We took the underground to Sloane Square and then walked south on Kings Road for a dozen or more blocks to Kings Road Theatre, a converted cinema house. It was a musical, outrageous, funny, sexually ambiguous, very English. It borrowed cross-dressing from the pantos, although the pantos never saw this kind of cross-dressing. From the English Music Hall it borrowed audience response and participation and many double entendres, mostly sexual in nature flaunting the sexual revolution of the 1960s. It was high camp. As with Hair it refused to stay on stage, playing throughout the house, up and down the aisles, crawling over and through the audience. The audience loved it. Altogether it was to run over seven years in London.
The Rocky Horror Show is by Richard O’Brien, music, lyrics and book. O’Brien was an actor who had been the London productions of Hair and briefly in Jesus Christ Superstar directed by Jim Sharman. O’Brien showed his unfinished script to Sharman who decided that it should be produced in the sixty-seat Upstairs Theatre at the Royal Count Theatre. In 1973 when it finished its sold-out run at the Royal Court, it moved first to Chelsea Classic Cinema, then to the Kings Road Theatre with 500 seats.
O’Brien loved the sci fi/horror flicks of the 1930s, 40s, 50s. Over one winter while out of work he composed the musical, both as a homage and parody of those films. He set it in the London glam rock period of the 1960s-70s. The music was contemporary glam rock. Jonathan King, a record producer, saw the second performance and immediately secured the recording rights, rushed the cast into the studio and quickly released the record to become a hit across the UK.
Lou Adler, an American record producer, saw a performance in the winter of 1973 and immediately secured the American producing rights. He opened the first American production in 1974 in Los Angeles where it ran for nine months. He closed it to open the Broadway production but allowed the cast to return to England for the filming of the show in fall 1974.
Actor Tim Curry knew O’Brien as they had been in the London production Hair. Curry ran into O’Brien one day he told him that his musical was being produced the Royal Court and that he should contact Sharman about a role. He was cast as Dr. Frank N. Furter. He remained in the London Production until he came to Los Angeles to be in that production. He and many others of the London cast were in the film but Adler insisted that Americans Susan Sarandon and Barry Bostwick play the two innocents.

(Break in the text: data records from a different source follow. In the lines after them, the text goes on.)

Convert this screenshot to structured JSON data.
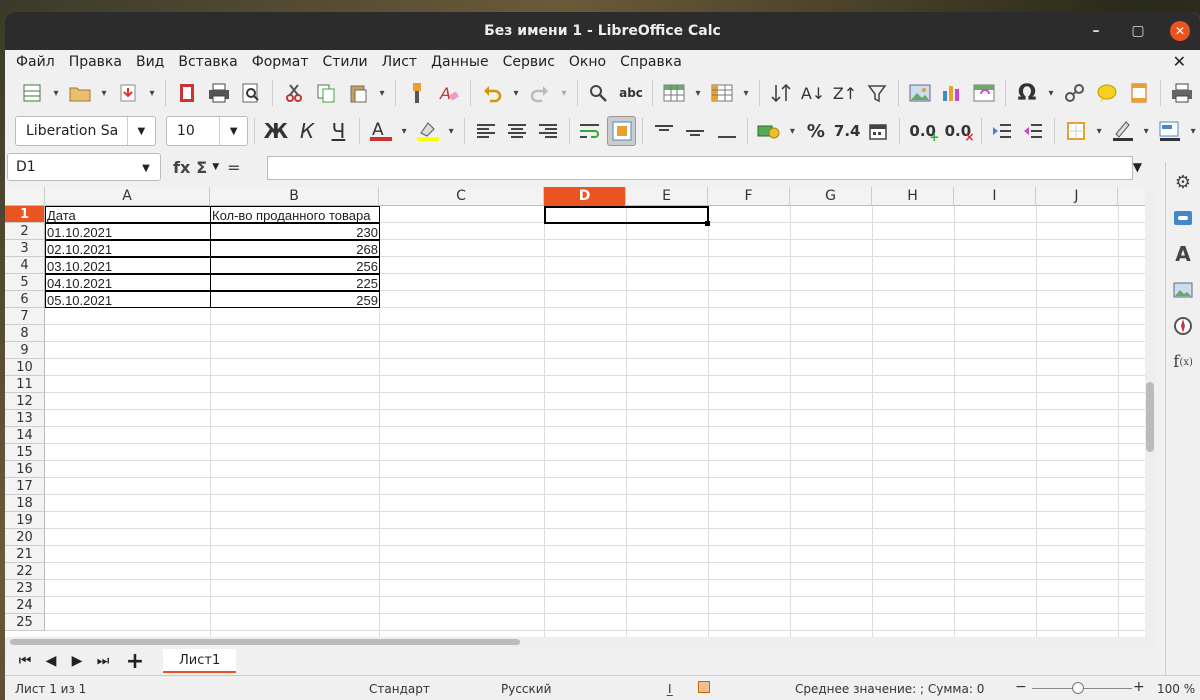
{
  "window": {
    "title": "Без имени 1 - LibreOffice Calc",
    "min_label": "–",
    "max_label": "▢",
    "close_label": "✕",
    "doc_close_label": "✕"
  },
  "menu": [
    "Файл",
    "Правка",
    "Вид",
    "Вставка",
    "Формат",
    "Стили",
    "Лист",
    "Данные",
    "Сервис",
    "Окно",
    "Справка"
  ],
  "formatting": {
    "font_name": "Liberation Sa",
    "font_size": "10",
    "bold_label": "Ж",
    "italic_label": "К",
    "underline_label": "Ч",
    "percent_label": "%",
    "number_label": "7.4",
    "add_decimal_label": "0.0",
    "del_decimal_label": "0.0"
  },
  "formula_bar": {
    "cell_ref": "D1",
    "fx_label": "fx",
    "sum_label": "Σ",
    "eq_label": "=",
    "content": ""
  },
  "columns": [
    "A",
    "B",
    "C",
    "D",
    "E",
    "F",
    "G",
    "H",
    "I",
    "J"
  ],
  "active_column": "D",
  "active_row": "1",
  "rows": [
    "1",
    "2",
    "3",
    "4",
    "5",
    "6",
    "7",
    "8",
    "9",
    "10",
    "11",
    "12",
    "13",
    "14",
    "15",
    "16",
    "17",
    "18",
    "19",
    "20",
    "21",
    "22",
    "23",
    "24",
    "25"
  ],
  "cells": {
    "A1": "Дата",
    "B1": "Кол-во проданного товара",
    "A2": "01.10.2021",
    "B2": "230",
    "A3": "02.10.2021",
    "B3": "268",
    "A4": "03.10.2021",
    "B4": "256",
    "A5": "04.10.2021",
    "B5": "225",
    "A6": "05.10.2021",
    "B6": "259"
  },
  "sheet": {
    "add_label": "+",
    "tab_name": "Лист1"
  },
  "status": {
    "sheet_info": "Лист 1 из 1",
    "style": "Стандарт",
    "language": "Русский",
    "summary": "Среднее значение: ; Сумма: 0",
    "zoom_minus": "−",
    "zoom_plus": "+",
    "zoom": "100 %"
  },
  "colors": {
    "accent": "#e95420",
    "titlebar": "#2c2c2c"
  }
}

In 1975 just before the film was released the Broadway production opened at the Belasco Theatre with Tim Curry as the lead. It lasted for three previews and 45 performances. For the mid-1970s The Rocky Horror Show was not an uptown Broadway show, even if at a theatre on the wrong side of the tracks, i.e., east of Broadway; just as it was not a London West End show. The audience for The Rocky Horror Show was downtown. For the downtown people this was still the era of never trust anyone over 30 and anything above 14th Street.
Later that fall the movie The Rocky Horror Picture Show opened. At the Waverly Theatre on 6th Avenue below 14th Street, it made history. (This is the Waverly Theatre referred to in Hair in the song “Frank Mills.”) The movie house stayed crowded, and a new tradition was created. At the weekend midnight showings the crowd assembled in appropriate costumes and joined in singing all the songs along with the movie and mimicking the favorite lines. From Greenwich Village the event spread across America. From the momentum of the film’s popularity theatre productions also spread across the country. The show became a cultural phenomenon
This is SCT’s third production of The Rocky Horror Show. The first in 2001 had Andrew Call as Rocky. Since moving to New York, Call has now appeared in more than a half dozen Broadway productions with the most recent being Groundhog Day: the Musical. The second production of TRHS was in 2010. My guess is the fourth should appear about 2025.